• _DATASET EXTRACT_:

================

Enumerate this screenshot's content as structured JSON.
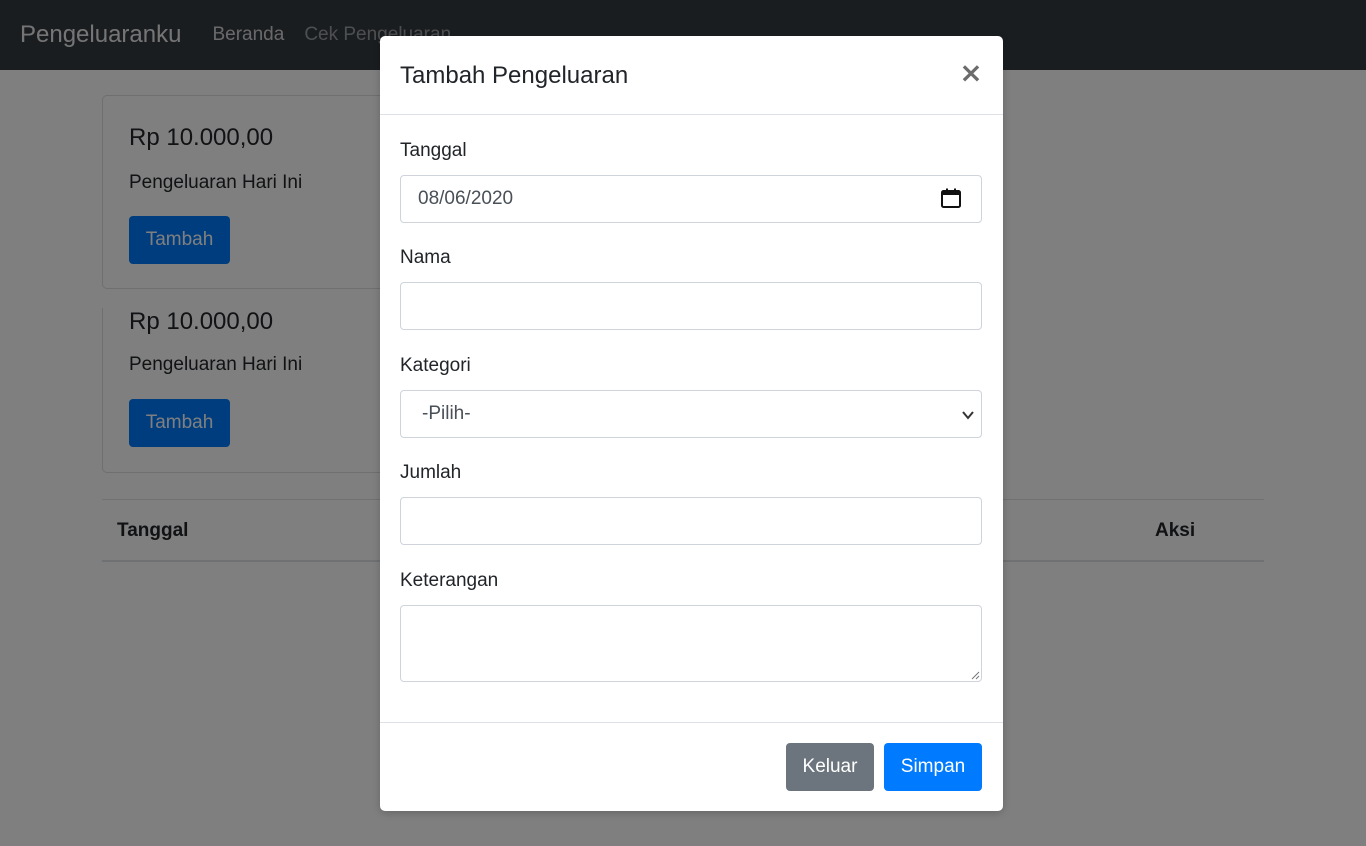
{
  "navbar": {
    "brand": "Pengeluaranku",
    "links": [
      "Beranda",
      "Cek Pengeluaran"
    ]
  },
  "cards": [
    {
      "amount": "Rp 10.000,00",
      "text": "Pengeluaran Hari Ini",
      "button": "Tambah"
    },
    {
      "amount": "Rp 10.000,00",
      "text": "Pengeluaran Hari Ini",
      "button": "Tambah"
    }
  ],
  "table": {
    "headers": [
      "Tanggal",
      "Aksi"
    ]
  },
  "modal": {
    "title": "Tambah Pengeluaran",
    "close_symbol": "×",
    "fields": {
      "tanggal": {
        "label": "Tanggal",
        "value": "08/06/2020"
      },
      "nama": {
        "label": "Nama",
        "value": ""
      },
      "kategori": {
        "label": "Kategori",
        "selected": "-Pilih-"
      },
      "jumlah": {
        "label": "Jumlah",
        "value": ""
      },
      "keterangan": {
        "label": "Keterangan",
        "value": ""
      }
    },
    "buttons": {
      "keluar": "Keluar",
      "simpan": "Simpan"
    }
  },
  "colors": {
    "navbar": "#343a40",
    "primary": "#007bff",
    "secondary": "#6c757d"
  },
  "icons": {
    "close": "close-icon",
    "date": "calendar-icon",
    "select": "chevron-down-icon",
    "textarea": "resize-handle-icon"
  }
}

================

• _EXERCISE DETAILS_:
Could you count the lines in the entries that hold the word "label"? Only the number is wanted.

• _SOLUTION TO THIS PROBLEM_:
5